> [WHAT THE TASK ASKS] Repeat the data as given. Images do not go in the copy.

(Records from a dataset)
____________________
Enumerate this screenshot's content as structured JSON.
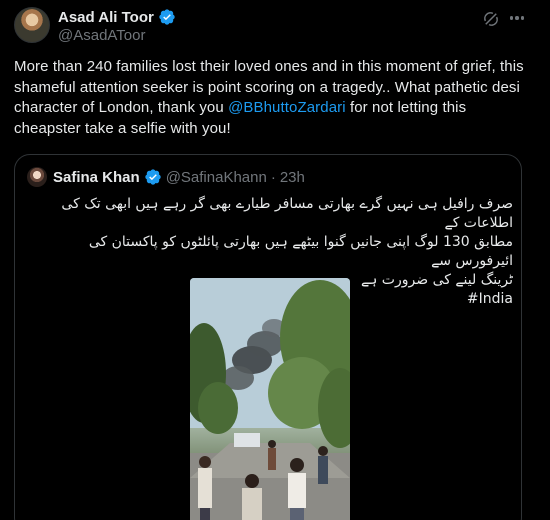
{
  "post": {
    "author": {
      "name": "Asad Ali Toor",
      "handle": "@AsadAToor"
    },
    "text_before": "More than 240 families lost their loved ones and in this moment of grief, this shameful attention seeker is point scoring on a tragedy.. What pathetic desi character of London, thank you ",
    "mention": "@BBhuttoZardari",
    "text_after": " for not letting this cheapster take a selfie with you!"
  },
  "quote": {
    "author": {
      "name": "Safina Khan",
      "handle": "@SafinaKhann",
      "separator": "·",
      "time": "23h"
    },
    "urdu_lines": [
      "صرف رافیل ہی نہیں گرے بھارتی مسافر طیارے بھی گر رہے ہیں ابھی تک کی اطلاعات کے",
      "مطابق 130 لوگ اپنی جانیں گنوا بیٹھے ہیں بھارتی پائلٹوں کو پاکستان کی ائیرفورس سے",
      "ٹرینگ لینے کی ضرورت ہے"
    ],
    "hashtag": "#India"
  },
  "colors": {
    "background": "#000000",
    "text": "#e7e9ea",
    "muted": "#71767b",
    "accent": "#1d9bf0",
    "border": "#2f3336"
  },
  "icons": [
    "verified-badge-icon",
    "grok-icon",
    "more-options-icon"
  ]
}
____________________
> [THE COMPLETED TASK]
Enumerate this screenshot's content as structured JSON.
{
  "post": {
    "author": {
      "name": "Asad Ali Toor",
      "handle": "@AsadAToor"
    },
    "text_before": "More than 240 families lost their loved ones and in this moment of grief, this shameful attention seeker is point scoring on a tragedy.. What pathetic desi character of London, thank you ",
    "mention": "@BBhuttoZardari",
    "text_after": " for not letting this cheapster take a selfie with you!"
  },
  "quote": {
    "author": {
      "name": "Safina Khan",
      "handle": "@SafinaKhann",
      "separator": "·",
      "time": "23h"
    },
    "urdu_lines": [
      "صرف رافیل ہی نہیں گرے بھارتی مسافر طیارے بھی گر رہے ہیں ابھی تک کی اطلاعات کے",
      "مطابق 130 لوگ اپنی جانیں گنوا بیٹھے ہیں بھارتی پائلٹوں کو پاکستان کی ائیرفورس سے",
      "ٹرینگ لینے کی ضرورت ہے"
    ],
    "hashtag": "#India"
  },
  "colors": {
    "background": "#000000",
    "text": "#e7e9ea",
    "muted": "#71767b",
    "accent": "#1d9bf0",
    "border": "#2f3336"
  },
  "icons": [
    "verified-badge-icon",
    "grok-icon",
    "more-options-icon"
  ]
}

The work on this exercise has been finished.